Activity:
The records that follow must be repeated exactly as they stand.

Stored items
+--
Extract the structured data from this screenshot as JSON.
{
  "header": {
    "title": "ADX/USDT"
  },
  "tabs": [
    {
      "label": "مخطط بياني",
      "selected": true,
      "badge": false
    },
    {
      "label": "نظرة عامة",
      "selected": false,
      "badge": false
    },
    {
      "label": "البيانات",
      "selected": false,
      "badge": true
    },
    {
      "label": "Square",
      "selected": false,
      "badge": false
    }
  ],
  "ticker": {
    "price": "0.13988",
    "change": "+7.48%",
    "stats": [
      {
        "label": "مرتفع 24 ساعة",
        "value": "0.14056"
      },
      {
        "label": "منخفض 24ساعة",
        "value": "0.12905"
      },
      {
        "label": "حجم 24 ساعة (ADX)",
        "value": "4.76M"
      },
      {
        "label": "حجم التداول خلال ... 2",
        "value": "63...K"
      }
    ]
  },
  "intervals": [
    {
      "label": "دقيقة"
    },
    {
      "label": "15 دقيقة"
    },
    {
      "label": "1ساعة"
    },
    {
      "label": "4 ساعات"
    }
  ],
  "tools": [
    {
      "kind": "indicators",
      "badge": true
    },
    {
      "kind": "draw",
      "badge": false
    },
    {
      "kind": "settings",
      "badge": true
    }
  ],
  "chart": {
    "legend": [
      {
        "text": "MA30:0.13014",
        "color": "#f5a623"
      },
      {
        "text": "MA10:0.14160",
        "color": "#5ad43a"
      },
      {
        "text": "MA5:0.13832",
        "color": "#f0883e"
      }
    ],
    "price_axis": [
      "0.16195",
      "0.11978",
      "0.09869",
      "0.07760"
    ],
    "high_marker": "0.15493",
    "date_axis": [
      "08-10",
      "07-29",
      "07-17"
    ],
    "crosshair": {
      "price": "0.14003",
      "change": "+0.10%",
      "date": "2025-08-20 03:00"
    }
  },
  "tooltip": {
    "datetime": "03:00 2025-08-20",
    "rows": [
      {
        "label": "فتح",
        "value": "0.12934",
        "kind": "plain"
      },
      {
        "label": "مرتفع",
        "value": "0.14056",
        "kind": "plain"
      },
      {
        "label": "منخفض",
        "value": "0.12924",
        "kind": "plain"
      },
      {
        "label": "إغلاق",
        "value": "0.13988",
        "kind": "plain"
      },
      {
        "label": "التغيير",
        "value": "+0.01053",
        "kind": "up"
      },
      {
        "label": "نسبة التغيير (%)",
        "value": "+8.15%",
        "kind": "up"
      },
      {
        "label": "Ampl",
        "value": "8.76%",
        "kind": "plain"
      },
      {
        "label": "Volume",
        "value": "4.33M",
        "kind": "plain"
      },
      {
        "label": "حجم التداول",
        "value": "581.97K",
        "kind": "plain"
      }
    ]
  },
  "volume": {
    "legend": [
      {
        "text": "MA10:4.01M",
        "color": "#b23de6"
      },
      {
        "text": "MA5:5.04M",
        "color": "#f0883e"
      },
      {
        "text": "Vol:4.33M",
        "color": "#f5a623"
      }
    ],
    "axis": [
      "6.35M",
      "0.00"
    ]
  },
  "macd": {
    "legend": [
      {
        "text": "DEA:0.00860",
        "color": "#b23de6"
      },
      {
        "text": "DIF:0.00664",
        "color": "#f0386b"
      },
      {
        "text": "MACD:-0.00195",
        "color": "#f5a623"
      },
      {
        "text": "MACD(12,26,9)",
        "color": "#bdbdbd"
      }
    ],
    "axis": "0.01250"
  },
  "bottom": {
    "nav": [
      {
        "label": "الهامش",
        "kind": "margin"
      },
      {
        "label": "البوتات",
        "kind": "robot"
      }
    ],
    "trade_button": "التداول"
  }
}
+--
Answer:
Extract the structured data from this screenshot as JSON.
{
  "header": {
    "title": "ADX/USDT"
  },
  "tabs": [
    {
      "label": "مخطط بياني",
      "selected": true,
      "badge": false
    },
    {
      "label": "نظرة عامة",
      "selected": false,
      "badge": false
    },
    {
      "label": "البيانات",
      "selected": false,
      "badge": true
    },
    {
      "label": "Square",
      "selected": false,
      "badge": false
    }
  ],
  "ticker": {
    "price": "0.13988",
    "change": "+7.48%",
    "stats": [
      {
        "label": "مرتفع 24 ساعة",
        "value": "0.14056"
      },
      {
        "label": "منخفض 24ساعة",
        "value": "0.12905"
      },
      {
        "label": "حجم 24 ساعة (ADX)",
        "value": "4.76M"
      },
      {
        "label": "حجم التداول خلال ... 2",
        "value": "63...K"
      }
    ]
  },
  "intervals": [
    {
      "label": "دقيقة"
    },
    {
      "label": "15 دقيقة"
    },
    {
      "label": "1ساعة"
    },
    {
      "label": "4 ساعات"
    }
  ],
  "tools": [
    {
      "kind": "indicators",
      "badge": true
    },
    {
      "kind": "draw",
      "badge": false
    },
    {
      "kind": "settings",
      "badge": true
    }
  ],
  "chart": {
    "legend": [
      {
        "text": "MA30:0.13014",
        "color": "#f5a623"
      },
      {
        "text": "MA10:0.14160",
        "color": "#5ad43a"
      },
      {
        "text": "MA5:0.13832",
        "color": "#f0883e"
      }
    ],
    "price_axis": [
      "0.16195",
      "0.11978",
      "0.09869",
      "0.07760"
    ],
    "high_marker": "0.15493",
    "date_axis": [
      "08-10",
      "07-29",
      "07-17"
    ],
    "crosshair": {
      "price": "0.14003",
      "change": "+0.10%",
      "date": "2025-08-20 03:00"
    }
  },
  "tooltip": {
    "datetime": "03:00 2025-08-20",
    "rows": [
      {
        "label": "فتح",
        "value": "0.12934",
        "kind": "plain"
      },
      {
        "label": "مرتفع",
        "value": "0.14056",
        "kind": "plain"
      },
      {
        "label": "منخفض",
        "value": "0.12924",
        "kind": "plain"
      },
      {
        "label": "إغلاق",
        "value": "0.13988",
        "kind": "plain"
      },
      {
        "label": "التغيير",
        "value": "+0.01053",
        "kind": "up"
      },
      {
        "label": "نسبة التغيير (%)",
        "value": "+8.15%",
        "kind": "up"
      },
      {
        "label": "Ampl",
        "value": "8.76%",
        "kind": "plain"
      },
      {
        "label": "Volume",
        "value": "4.33M",
        "kind": "plain"
      },
      {
        "label": "حجم التداول",
        "value": "581.97K",
        "kind": "plain"
      }
    ]
  },
  "volume": {
    "legend": [
      {
        "text": "MA10:4.01M",
        "color": "#b23de6"
      },
      {
        "text": "MA5:5.04M",
        "color": "#f0883e"
      },
      {
        "text": "Vol:4.33M",
        "color": "#f5a623"
      }
    ],
    "axis": [
      "6.35M",
      "0.00"
    ]
  },
  "macd": {
    "legend": [
      {
        "text": "DEA:0.00860",
        "color": "#b23de6"
      },
      {
        "text": "DIF:0.00664",
        "color": "#f0386b"
      },
      {
        "text": "MACD:-0.00195",
        "color": "#f5a623"
      },
      {
        "text": "MACD(12,26,9)",
        "color": "#bdbdbd"
      }
    ],
    "axis": "0.01250"
  },
  "bottom": {
    "nav": [
      {
        "label": "الهامش",
        "kind": "margin"
      },
      {
        "label": "البوتات",
        "kind": "robot"
      }
    ],
    "trade_button": "التداول"
  }
}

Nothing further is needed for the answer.